Lots of people are thinking about the form of payments between insurance companies and providers for health care services, but it is also important to think about how each such approach would be marketed as an insurance product to the population.
The payment model that gets the most attention is capitated, or global payments, combined with accountable care organizations. In this environment, an average annual budget is established for each person served by an integrated health care delivery system (ACO), and that budget is shared among the providers according to some mutually agreed upon arrangement.

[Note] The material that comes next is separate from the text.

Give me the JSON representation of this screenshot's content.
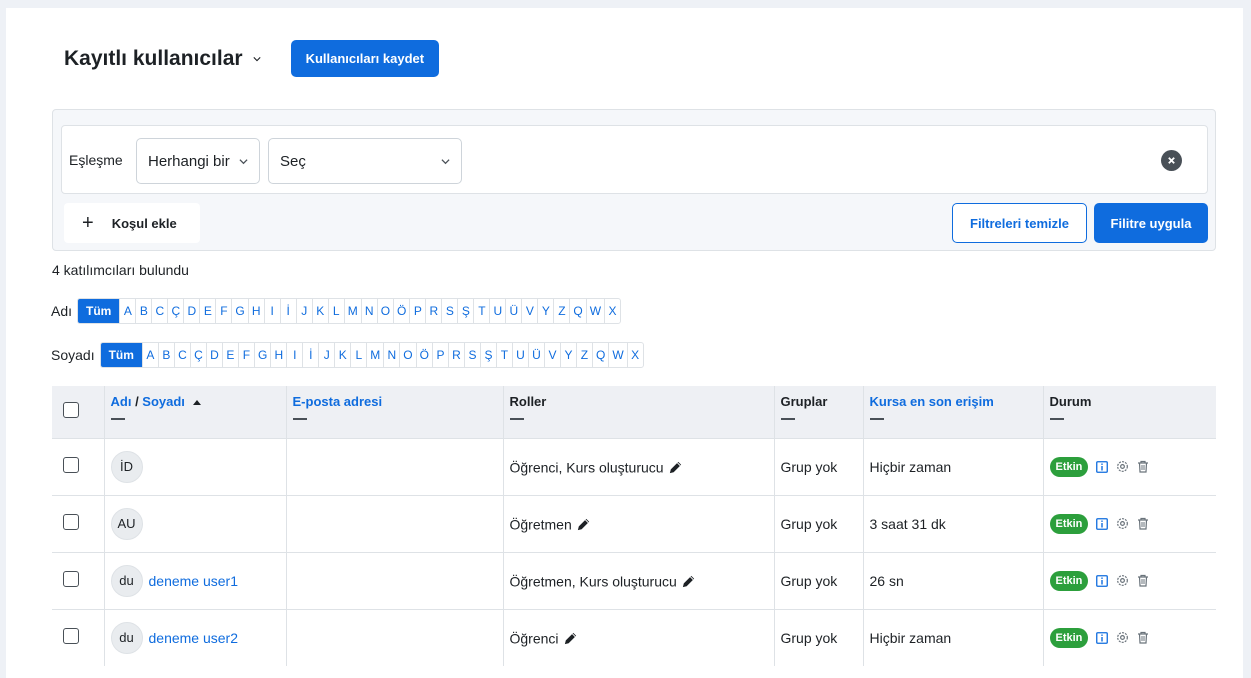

But the insurance product that would accompany this kind of payment scheme is often left without much of a description. As I have talked with insurance executives, they often fail to explain how they would offer consumers a desirable choice for a product based on this payment plan. Instead the main focus seems to be on shifting risk from the insurer to the providers, reducing the amount of unnecessary expenses, and sharing the benefits of those changes between the insurance company and the providers. Over time, the theory goes, the cost curve is slowed and premiums go up less quickly. But, it remains unclear what the role is for consumer in this scheme.